The patient is positioned on her back on the exam table, with her knees bent or her feet held up with stirrups. A speculum is inserted into the vagina, the cervix is cleansed, and a catheter is then inserted into the cervix. The speculum is removed and the patient is carefully situated underneath the fluoroscopy device. The contrast material then begins to fill the uterine cavity, fallopian tubes and peritoneal cavity through the catheter and fluoroscopic images are taken.
In some cases, if certain abnormalities are encountered, the patient will be asked to rest and wait up to 30 minutes so that a delayed image can be obtained. This delayed image may provide clues to a patient’s condition that the original images with contrast material do not. On occasion, an x-ray will be taken the next day to ensure that there is no scarring surrounding the ovaries.
When the procedure is complete, the catheter will be removed and the patient will be allowed to sit up.
When the examination is complete, you will be asked to wait until the radiologist determines that all the necessary images have been obtained. The hysterosalpingogram is usually completed within 30 minutes.
What will I experience during and after the procedure?

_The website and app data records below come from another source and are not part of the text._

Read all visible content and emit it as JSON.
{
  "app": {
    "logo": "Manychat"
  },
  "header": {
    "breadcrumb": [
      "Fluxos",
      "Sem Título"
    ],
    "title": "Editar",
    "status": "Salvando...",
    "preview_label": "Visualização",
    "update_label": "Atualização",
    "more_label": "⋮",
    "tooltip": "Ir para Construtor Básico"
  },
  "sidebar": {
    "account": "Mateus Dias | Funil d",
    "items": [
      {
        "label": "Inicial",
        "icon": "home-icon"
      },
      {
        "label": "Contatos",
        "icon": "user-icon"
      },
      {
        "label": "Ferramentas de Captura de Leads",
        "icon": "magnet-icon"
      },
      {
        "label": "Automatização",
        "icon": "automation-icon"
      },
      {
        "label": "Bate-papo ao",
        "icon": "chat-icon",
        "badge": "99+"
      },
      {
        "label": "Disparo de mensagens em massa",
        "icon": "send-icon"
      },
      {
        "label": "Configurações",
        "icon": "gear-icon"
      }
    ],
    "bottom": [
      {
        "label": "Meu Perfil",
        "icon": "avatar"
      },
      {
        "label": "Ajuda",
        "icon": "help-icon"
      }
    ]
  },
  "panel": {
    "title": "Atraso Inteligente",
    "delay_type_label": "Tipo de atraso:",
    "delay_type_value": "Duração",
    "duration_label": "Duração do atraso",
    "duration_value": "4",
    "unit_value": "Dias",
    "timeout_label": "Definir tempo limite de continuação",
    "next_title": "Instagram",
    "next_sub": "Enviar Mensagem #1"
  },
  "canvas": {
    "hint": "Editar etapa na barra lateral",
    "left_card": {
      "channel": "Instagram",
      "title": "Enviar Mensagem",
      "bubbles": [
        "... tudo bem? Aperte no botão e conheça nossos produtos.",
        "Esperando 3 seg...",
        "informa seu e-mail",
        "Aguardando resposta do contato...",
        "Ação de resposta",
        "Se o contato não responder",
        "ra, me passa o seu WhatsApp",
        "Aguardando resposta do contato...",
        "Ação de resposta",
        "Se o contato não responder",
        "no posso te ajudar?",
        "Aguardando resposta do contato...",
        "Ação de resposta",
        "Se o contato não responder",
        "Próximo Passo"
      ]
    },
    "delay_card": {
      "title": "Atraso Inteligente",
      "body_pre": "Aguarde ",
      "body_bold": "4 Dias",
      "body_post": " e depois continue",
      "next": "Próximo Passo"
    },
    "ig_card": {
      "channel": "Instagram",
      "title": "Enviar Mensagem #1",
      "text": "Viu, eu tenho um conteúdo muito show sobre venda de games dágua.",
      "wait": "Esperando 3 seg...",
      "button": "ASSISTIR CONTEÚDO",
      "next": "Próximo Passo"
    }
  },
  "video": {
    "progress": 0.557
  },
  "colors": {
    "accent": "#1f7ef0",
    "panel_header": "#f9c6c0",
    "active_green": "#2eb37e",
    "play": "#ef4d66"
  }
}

This exam should cause only minor discomfort.
There may be slight discomfort and cramping when the catheter is placed and the contrast material is injected, but it should not last long. There may also be slight irritation of the peritoneum, causing generalized lower abdominal pain, but this should also be minimal and not long lasting. Most women experience vaginal spotting for a few days after the examination, which is normal.
Who interprets the results and how do I get them?
A radiologist, a physician specifically trained to supervise and interpret radiology examinations, will analyze the images and send a signed report to your primary care or referring physician, who will discuss the results with you.
What are the benefits vs. risks?
- Hysterosalpingography is a minimally invasive procedure with rare complications.
- Hysterosalpingography is a relatively short procedure that can provide valuable information on a variety of abnormalities that cause infertility or problems carrying a fetus to term.
- Hysterosalpingography can occasionally open fallopian tubes that are blocked allowing the patient to become pregnant afterwards.
- No radiation remains in a patient’s body after an x-ray examination.
- X-rays usually have no side effects in the diagnostic range.
- There is always a slight chance of cancer from excessive exposure to radiation. However, the benefit of an accurate diagnosis far outweighs the risk.
- The effective radiation dose from this procedure is about 1 mSv, which is about the same as the average person receives from background radiation in four months.
- In the event of a chronic inflammatory condition, pelvic infection or untreated sexually transmitted disease, be certain to notify the physician or technologist before the procedure to avoid worsening of infection.
- Women should always inform their physician or x-ray technologist if there is any possibility that they are pregnant.
A word about minimizing radiation exposure
Special care is taken during x-ray examinations to use the lowest radiation dose possible while producing the best images for evaluation. National and international radiology protection councils continually review and update the technique standards used by radiology professionals.
State-of-the-art x-ray systems have tightly controlled x-ray beams with significant filtration and dose control methods to minimize stray or scatter radiation. This ensures that those parts of a patient’s body not being imaged receive minimal radiation exposure.
What are the limitations of Hysterosalpingography?
Hysterosalpingography only sees the inside of the uterus and fallopian tubes. Abnormalities of the ovaries, wall of the uterus, and other pelvic structures may be evaluated with MRI or ultrasound. Infertility problems may be from causes not evaluated with hysterosalpingography, including, but not limited to, low or abnormal sperm count or the inability of a fertilized egg to implant in the uterus.